News & Thought Leadership from Sulloway & Hollis

October 3, 2016

Proposed Rule Changes Will Create Sticky Situations for Federal Contractors Later This Year

This article was written for publication in the February, 2013 issue of the New Hampshire Employment Law Letter, a newsletter written for New Hampshire employers by the labor and employment attorneys at Sulloway & Hollis and published by Business & Legal Resources.

Changes to regulations impacting federal contractors were proposed by the Office of Federal Contract Compliance Programs (OFCCP) in December 2011. It appears that those changes will go into effect later this year, perhaps as early as April. The amended regulations will impose some significant administrative, reporting and record-keeping burdens on federal contractors, as the OFCCP strives to create an employment environment in which seven percent of the workforce is made up of individuals with disabilities.


The OFCCP will try to achieve that goal in a number of ways. First, it will require stronger recruitment efforts by qualifying contractors to employ people with disabilities. That means extra job posting requirements. Covered employers will be obligated to list all employment opportunities with the closest employment One-Stop Career Center, operated by the United States Department of Labor, in addition to entering into agreements with at least three other outreach programs operated by local agencies and organizations dedicated to employment efforts on behalf of disabled individuals.
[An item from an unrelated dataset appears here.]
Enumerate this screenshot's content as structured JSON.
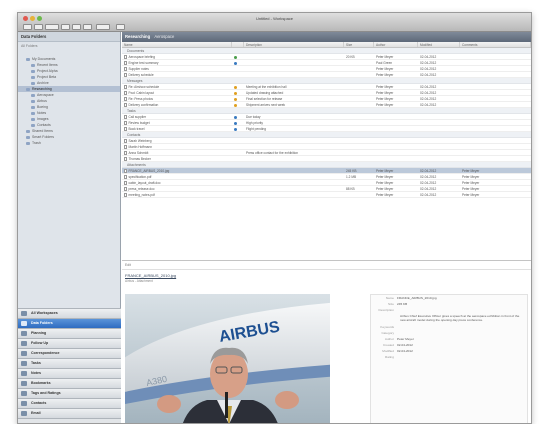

Second, under the new regulations, covered employers will have an obligation to track information about applicants and new hires. This means employers have to not only keep additional records but also develop and maintain comparative statistics showing the number of new hires with disabilities and those without disabilities. Problematically, this system will rely upon self-identification by the applicants and/or new hires. The OFCCP will encourage federal contractors to have those applicants and new hires engage in a voluntary and anonymous system under which those workers may self-identify themselves as individuals with a disability.
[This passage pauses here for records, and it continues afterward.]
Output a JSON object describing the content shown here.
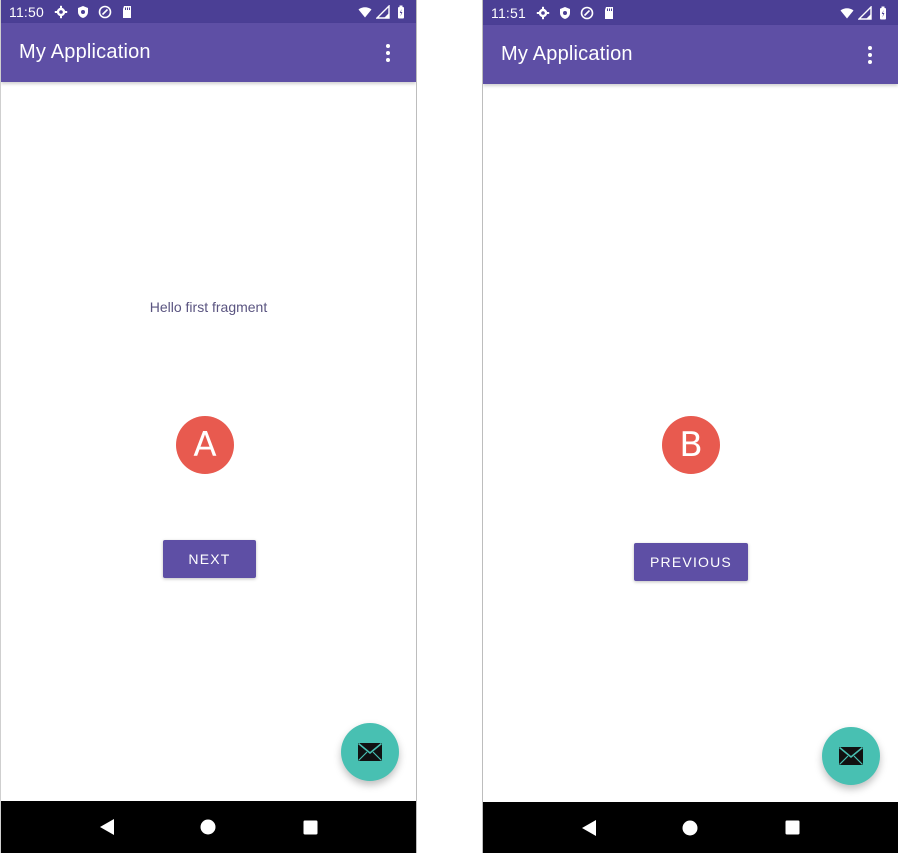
{
  "screens": [
    {
      "id": "first",
      "status": {
        "time": "11:50"
      },
      "app_bar": {
        "title": "My Application"
      },
      "content": {
        "text": "Hello first fragment",
        "marker": "A"
      },
      "button": {
        "label": "NEXT"
      },
      "fab": {
        "icon": "email-icon"
      }
    },
    {
      "id": "second",
      "status": {
        "time": "11:51"
      },
      "app_bar": {
        "title": "My Application"
      },
      "content": {
        "marker": "B"
      },
      "button": {
        "label": "PREVIOUS"
      },
      "fab": {
        "icon": "email-icon"
      }
    }
  ],
  "colors": {
    "status_bar": "#4b3f95",
    "app_bar": "#5e4fa5",
    "button": "#5e4fa5",
    "marker": "#e85a4f",
    "fab": "#48c0b2",
    "nav_bar": "#000000"
  },
  "icons": {
    "status_left": [
      "settings-icon",
      "shield-icon",
      "sync-icon",
      "sd-card-icon"
    ],
    "status_right": [
      "wifi-icon",
      "signal-icon",
      "battery-icon"
    ],
    "nav": [
      "back-icon",
      "home-icon",
      "recents-icon"
    ]
  }
}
Employer must give applicants opportunities both before and after any job offer and, if hired, annually thereafter. Reports, records and that comparative information will need to be reported, and maintained for five years. The voluntary nature of the program, however, may undermine the accuracy of the data collection reports if some applicants or employees decline the invitation to self-identify themselves. In addition to other record-keeping requirements, the new regulations will also force employers to maintain written procedures for accommodation requests.
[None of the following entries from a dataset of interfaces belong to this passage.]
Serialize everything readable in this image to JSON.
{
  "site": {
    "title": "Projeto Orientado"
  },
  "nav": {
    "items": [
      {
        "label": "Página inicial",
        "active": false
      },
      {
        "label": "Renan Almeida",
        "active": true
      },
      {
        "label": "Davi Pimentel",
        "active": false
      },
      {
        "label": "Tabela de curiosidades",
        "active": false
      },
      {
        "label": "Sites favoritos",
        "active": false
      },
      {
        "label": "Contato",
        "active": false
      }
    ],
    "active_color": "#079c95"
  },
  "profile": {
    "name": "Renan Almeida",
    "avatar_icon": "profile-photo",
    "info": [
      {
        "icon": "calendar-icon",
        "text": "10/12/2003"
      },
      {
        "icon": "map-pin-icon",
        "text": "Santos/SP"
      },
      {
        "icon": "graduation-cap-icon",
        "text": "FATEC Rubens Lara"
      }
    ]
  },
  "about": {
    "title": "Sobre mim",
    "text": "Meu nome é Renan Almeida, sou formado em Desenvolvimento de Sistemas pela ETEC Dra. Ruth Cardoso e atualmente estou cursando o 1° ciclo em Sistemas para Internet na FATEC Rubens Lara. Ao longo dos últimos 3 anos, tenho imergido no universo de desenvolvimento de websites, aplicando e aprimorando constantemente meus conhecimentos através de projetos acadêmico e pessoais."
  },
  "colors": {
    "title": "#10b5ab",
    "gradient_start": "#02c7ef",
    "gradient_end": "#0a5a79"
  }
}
Finally, the OFCCP is adopting the same definition of “disability” as set forth in the Americans with Disabilities Amendments Act (ADAAA), meaning the term will be defined more broadly than it was in the past.

The new regulations impose significant new burdens on federal contractors. Concerns range from whether the seven percent goal represents a quota to the increased cost and administrative burdens the recruiting, record-keeping and reporting requirements will impose. The voluntary self-reporting also could lead to complications serving as the basis for claims of unlawful discrimination based upon inadvertent disclosure or identification of a disability.


Despite these problems, it appears that the regulations are on the way and will be enacted later this year. Covered employers and federal contractors affected by these regulations should begin preparing for these changes now.

If you have any questions concerning the impact on your company, please contact Christopher J. Pyles, Esq., member of the firm’s Labor and Employment Practice Area.